Extracted material Block Start
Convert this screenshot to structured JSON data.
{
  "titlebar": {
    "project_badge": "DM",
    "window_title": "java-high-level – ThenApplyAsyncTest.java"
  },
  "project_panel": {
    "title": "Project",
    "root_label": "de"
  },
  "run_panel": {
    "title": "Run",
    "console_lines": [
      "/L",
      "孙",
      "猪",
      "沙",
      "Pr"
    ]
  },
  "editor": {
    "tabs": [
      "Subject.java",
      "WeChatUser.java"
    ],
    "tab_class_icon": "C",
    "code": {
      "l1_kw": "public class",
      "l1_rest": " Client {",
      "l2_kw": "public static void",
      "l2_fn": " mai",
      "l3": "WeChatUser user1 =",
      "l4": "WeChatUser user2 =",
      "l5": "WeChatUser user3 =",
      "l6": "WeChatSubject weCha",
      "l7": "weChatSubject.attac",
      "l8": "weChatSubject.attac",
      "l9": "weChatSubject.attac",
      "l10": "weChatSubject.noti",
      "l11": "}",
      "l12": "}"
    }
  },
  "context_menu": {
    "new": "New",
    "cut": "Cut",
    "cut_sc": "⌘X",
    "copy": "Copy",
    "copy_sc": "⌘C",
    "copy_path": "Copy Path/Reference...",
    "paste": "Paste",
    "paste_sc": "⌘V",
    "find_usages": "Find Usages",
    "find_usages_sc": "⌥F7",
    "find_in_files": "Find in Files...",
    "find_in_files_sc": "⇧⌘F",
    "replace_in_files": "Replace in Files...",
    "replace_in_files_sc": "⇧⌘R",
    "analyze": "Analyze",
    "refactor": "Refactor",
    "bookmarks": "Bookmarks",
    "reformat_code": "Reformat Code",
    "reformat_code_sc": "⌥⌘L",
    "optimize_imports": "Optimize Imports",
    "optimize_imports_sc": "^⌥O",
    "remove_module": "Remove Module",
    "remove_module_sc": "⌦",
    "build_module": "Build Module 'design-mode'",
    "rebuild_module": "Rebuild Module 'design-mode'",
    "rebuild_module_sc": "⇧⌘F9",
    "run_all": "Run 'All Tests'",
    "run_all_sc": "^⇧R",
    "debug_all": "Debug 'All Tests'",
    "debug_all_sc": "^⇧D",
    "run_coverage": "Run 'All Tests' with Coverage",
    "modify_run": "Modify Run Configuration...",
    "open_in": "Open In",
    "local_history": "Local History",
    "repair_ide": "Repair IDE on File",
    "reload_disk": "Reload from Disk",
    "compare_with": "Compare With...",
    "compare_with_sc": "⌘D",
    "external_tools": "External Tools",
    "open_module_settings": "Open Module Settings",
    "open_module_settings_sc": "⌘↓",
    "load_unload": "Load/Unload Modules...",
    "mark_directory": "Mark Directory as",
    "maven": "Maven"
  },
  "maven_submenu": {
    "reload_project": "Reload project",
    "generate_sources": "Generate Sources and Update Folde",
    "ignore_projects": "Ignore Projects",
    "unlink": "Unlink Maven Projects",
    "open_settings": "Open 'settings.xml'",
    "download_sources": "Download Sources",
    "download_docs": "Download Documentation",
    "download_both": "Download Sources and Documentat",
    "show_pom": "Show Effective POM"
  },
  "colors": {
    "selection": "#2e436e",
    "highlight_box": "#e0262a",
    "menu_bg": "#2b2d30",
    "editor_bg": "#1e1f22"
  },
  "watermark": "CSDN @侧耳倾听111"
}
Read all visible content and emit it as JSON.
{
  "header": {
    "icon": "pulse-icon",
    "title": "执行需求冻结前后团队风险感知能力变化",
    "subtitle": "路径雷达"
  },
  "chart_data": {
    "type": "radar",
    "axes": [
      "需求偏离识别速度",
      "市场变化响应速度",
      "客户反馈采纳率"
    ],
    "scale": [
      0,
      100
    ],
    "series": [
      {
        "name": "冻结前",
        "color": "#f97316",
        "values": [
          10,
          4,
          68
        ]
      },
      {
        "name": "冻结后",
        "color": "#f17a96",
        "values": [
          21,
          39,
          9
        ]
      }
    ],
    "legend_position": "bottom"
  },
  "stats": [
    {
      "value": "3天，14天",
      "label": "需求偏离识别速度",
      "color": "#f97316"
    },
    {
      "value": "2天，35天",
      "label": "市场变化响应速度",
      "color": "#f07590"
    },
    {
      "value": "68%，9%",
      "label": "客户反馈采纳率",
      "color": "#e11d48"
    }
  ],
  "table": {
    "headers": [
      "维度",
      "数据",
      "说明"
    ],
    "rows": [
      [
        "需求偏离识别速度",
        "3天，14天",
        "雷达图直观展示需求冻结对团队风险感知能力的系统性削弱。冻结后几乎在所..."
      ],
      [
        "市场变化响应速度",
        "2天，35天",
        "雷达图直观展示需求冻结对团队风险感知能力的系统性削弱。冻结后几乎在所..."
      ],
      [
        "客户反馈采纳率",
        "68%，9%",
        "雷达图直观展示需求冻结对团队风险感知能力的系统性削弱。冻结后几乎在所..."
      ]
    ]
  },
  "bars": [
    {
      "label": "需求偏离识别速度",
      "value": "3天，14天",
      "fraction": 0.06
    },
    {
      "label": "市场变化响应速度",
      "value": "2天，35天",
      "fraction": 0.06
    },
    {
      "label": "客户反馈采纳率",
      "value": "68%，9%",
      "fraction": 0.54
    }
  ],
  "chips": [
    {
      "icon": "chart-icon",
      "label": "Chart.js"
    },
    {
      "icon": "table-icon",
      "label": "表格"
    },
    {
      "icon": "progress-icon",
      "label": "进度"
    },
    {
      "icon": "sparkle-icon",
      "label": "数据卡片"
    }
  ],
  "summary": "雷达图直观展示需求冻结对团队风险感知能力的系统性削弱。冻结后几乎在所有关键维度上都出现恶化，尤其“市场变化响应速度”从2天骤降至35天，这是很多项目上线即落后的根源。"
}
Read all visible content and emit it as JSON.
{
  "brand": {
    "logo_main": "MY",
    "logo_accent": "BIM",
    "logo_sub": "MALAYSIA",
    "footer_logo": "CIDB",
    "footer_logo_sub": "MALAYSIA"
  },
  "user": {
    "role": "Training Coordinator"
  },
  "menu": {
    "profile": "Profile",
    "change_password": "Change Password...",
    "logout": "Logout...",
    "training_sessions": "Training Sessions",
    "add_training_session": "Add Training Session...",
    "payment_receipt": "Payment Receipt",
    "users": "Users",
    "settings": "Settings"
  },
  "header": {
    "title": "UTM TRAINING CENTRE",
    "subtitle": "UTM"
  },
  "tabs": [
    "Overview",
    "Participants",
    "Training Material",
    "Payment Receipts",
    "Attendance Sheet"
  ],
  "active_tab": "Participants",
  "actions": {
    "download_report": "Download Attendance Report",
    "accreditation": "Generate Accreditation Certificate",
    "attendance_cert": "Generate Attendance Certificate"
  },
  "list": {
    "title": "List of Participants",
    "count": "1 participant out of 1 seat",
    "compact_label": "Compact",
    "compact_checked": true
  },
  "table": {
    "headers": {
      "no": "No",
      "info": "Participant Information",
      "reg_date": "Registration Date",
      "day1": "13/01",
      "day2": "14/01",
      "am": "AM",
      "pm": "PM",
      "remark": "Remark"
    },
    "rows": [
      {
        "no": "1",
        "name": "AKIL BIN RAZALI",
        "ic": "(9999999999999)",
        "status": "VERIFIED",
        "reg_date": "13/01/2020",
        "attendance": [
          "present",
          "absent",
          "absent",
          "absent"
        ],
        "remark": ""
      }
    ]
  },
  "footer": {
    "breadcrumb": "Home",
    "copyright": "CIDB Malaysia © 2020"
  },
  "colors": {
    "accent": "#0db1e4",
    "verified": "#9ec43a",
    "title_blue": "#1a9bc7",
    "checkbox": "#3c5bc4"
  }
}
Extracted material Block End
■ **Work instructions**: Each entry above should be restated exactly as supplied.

■ **Task answer**:
Convert this screenshot to structured JSON data.
{
  "titlebar": {
    "project_badge": "DM",
    "window_title": "java-high-level – ThenApplyAsyncTest.java"
  },
  "project_panel": {
    "title": "Project",
    "root_label": "de"
  },
  "run_panel": {
    "title": "Run",
    "console_lines": [
      "/L",
      "孙",
      "猪",
      "沙",
      "Pr"
    ]
  },
  "editor": {
    "tabs": [
      "Subject.java",
      "WeChatUser.java"
    ],
    "tab_class_icon": "C",
    "code": {
      "l1_kw": "public class",
      "l1_rest": " Client {",
      "l2_kw": "public static void",
      "l2_fn": " mai",
      "l3": "WeChatUser user1 =",
      "l4": "WeChatUser user2 =",
      "l5": "WeChatUser user3 =",
      "l6": "WeChatSubject weCha",
      "l7": "weChatSubject.attac",
      "l8": "weChatSubject.attac",
      "l9": "weChatSubject.attac",
      "l10": "weChatSubject.noti",
      "l11": "}",
      "l12": "}"
    }
  },
  "context_menu": {
    "new": "New",
    "cut": "Cut",
    "cut_sc": "⌘X",
    "copy": "Copy",
    "copy_sc": "⌘C",
    "copy_path": "Copy Path/Reference...",
    "paste": "Paste",
    "paste_sc": "⌘V",
    "find_usages": "Find Usages",
    "find_usages_sc": "⌥F7",
    "find_in_files": "Find in Files...",
    "find_in_files_sc": "⇧⌘F",
    "replace_in_files": "Replace in Files...",
    "replace_in_files_sc": "⇧⌘R",
    "analyze": "Analyze",
    "refactor": "Refactor",
    "bookmarks": "Bookmarks",
    "reformat_code": "Reformat Code",
    "reformat_code_sc": "⌥⌘L",
    "optimize_imports": "Optimize Imports",
    "optimize_imports_sc": "^⌥O",
    "remove_module": "Remove Module",
    "remove_module_sc": "⌦",
    "build_module": "Build Module 'design-mode'",
    "rebuild_module": "Rebuild Module 'design-mode'",
    "rebuild_module_sc": "⇧⌘F9",
    "run_all": "Run 'All Tests'",
    "run_all_sc": "^⇧R",
    "debug_all": "Debug 'All Tests'",
    "debug_all_sc": "^⇧D",
    "run_coverage": "Run 'All Tests' with Coverage",
    "modify_run": "Modify Run Configuration...",
    "open_in": "Open In",
    "local_history": "Local History",
    "repair_ide": "Repair IDE on File",
    "reload_disk": "Reload from Disk",
    "compare_with": "Compare With...",
    "compare_with_sc": "⌘D",
    "external_tools": "External Tools",
    "open_module_settings": "Open Module Settings",
    "open_module_settings_sc": "⌘↓",
    "load_unload": "Load/Unload Modules...",
    "mark_directory": "Mark Directory as",
    "maven": "Maven"
  },
  "maven_submenu": {
    "reload_project": "Reload project",
    "generate_sources": "Generate Sources and Update Folde",
    "ignore_projects": "Ignore Projects",
    "unlink": "Unlink Maven Projects",
    "open_settings": "Open 'settings.xml'",
    "download_sources": "Download Sources",
    "download_docs": "Download Documentation",
    "download_both": "Download Sources and Documentat",
    "show_pom": "Show Effective POM"
  },
  "colors": {
    "selection": "#2e436e",
    "highlight_box": "#e0262a",
    "menu_bg": "#2b2d30",
    "editor_bg": "#1e1f22"
  },
  "watermark": "CSDN @侧耳倾听111"
}
Read all visible content and emit it as JSON.
{
  "header": {
    "icon": "pulse-icon",
    "title": "执行需求冻结前后团队风险感知能力变化",
    "subtitle": "路径雷达"
  },
  "chart_data": {
    "type": "radar",
    "axes": [
      "需求偏离识别速度",
      "市场变化响应速度",
      "客户反馈采纳率"
    ],
    "scale": [
      0,
      100
    ],
    "series": [
      {
        "name": "冻结前",
        "color": "#f97316",
        "values": [
          10,
          4,
          68
        ]
      },
      {
        "name": "冻结后",
        "color": "#f17a96",
        "values": [
          21,
          39,
          9
        ]
      }
    ],
    "legend_position": "bottom"
  },
  "stats": [
    {
      "value": "3天，14天",
      "label": "需求偏离识别速度",
      "color": "#f97316"
    },
    {
      "value": "2天，35天",
      "label": "市场变化响应速度",
      "color": "#f07590"
    },
    {
      "value": "68%，9%",
      "label": "客户反馈采纳率",
      "color": "#e11d48"
    }
  ],
  "table": {
    "headers": [
      "维度",
      "数据",
      "说明"
    ],
    "rows": [
      [
        "需求偏离识别速度",
        "3天，14天",
        "雷达图直观展示需求冻结对团队风险感知能力的系统性削弱。冻结后几乎在所..."
      ],
      [
        "市场变化响应速度",
        "2天，35天",
        "雷达图直观展示需求冻结对团队风险感知能力的系统性削弱。冻结后几乎在所..."
      ],
      [
        "客户反馈采纳率",
        "68%，9%",
        "雷达图直观展示需求冻结对团队风险感知能力的系统性削弱。冻结后几乎在所..."
      ]
    ]
  },
  "bars": [
    {
      "label": "需求偏离识别速度",
      "value": "3天，14天",
      "fraction": 0.06
    },
    {
      "label": "市场变化响应速度",
      "value": "2天，35天",
      "fraction": 0.06
    },
    {
      "label": "客户反馈采纳率",
      "value": "68%，9%",
      "fraction": 0.54
    }
  ],
  "chips": [
    {
      "icon": "chart-icon",
      "label": "Chart.js"
    },
    {
      "icon": "table-icon",
      "label": "表格"
    },
    {
      "icon": "progress-icon",
      "label": "进度"
    },
    {
      "icon": "sparkle-icon",
      "label": "数据卡片"
    }
  ],
  "summary": "雷达图直观展示需求冻结对团队风险感知能力的系统性削弱。冻结后几乎在所有关键维度上都出现恶化，尤其“市场变化响应速度”从2天骤降至35天，这是很多项目上线即落后的根源。"
}
Read all visible content and emit it as JSON.
{
  "brand": {
    "logo_main": "MY",
    "logo_accent": "BIM",
    "logo_sub": "MALAYSIA",
    "footer_logo": "CIDB",
    "footer_logo_sub": "MALAYSIA"
  },
  "user": {
    "role": "Training Coordinator"
  },
  "menu": {
    "profile": "Profile",
    "change_password": "Change Password...",
    "logout": "Logout...",
    "training_sessions": "Training Sessions",
    "add_training_session": "Add Training Session...",
    "payment_receipt": "Payment Receipt",
    "users": "Users",
    "settings": "Settings"
  },
  "header": {
    "title": "UTM TRAINING CENTRE",
    "subtitle": "UTM"
  },
  "tabs": [
    "Overview",
    "Participants",
    "Training Material",
    "Payment Receipts",
    "Attendance Sheet"
  ],
  "active_tab": "Participants",
  "actions": {
    "download_report": "Download Attendance Report",
    "accreditation": "Generate Accreditation Certificate",
    "attendance_cert": "Generate Attendance Certificate"
  },
  "list": {
    "title": "List of Participants",
    "count": "1 participant out of 1 seat",
    "compact_label": "Compact",
    "compact_checked": true
  },
  "table": {
    "headers": {
      "no": "No",
      "info": "Participant Information",
      "reg_date": "Registration Date",
      "day1": "13/01",
      "day2": "14/01",
      "am": "AM",
      "pm": "PM",
      "remark": "Remark"
    },
    "rows": [
      {
        "no": "1",
        "name": "AKIL BIN RAZALI",
        "ic": "(9999999999999)",
        "status": "VERIFIED",
        "reg_date": "13/01/2020",
        "attendance": [
          "present",
          "absent",
          "absent",
          "absent"
        ],
        "remark": ""
      }
    ]
  },
  "footer": {
    "breadcrumb": "Home",
    "copyright": "CIDB Malaysia © 2020"
  },
  "colors": {
    "accent": "#0db1e4",
    "verified": "#9ec43a",
    "title_blue": "#1a9bc7",
    "checkbox": "#3c5bc4"
  }
}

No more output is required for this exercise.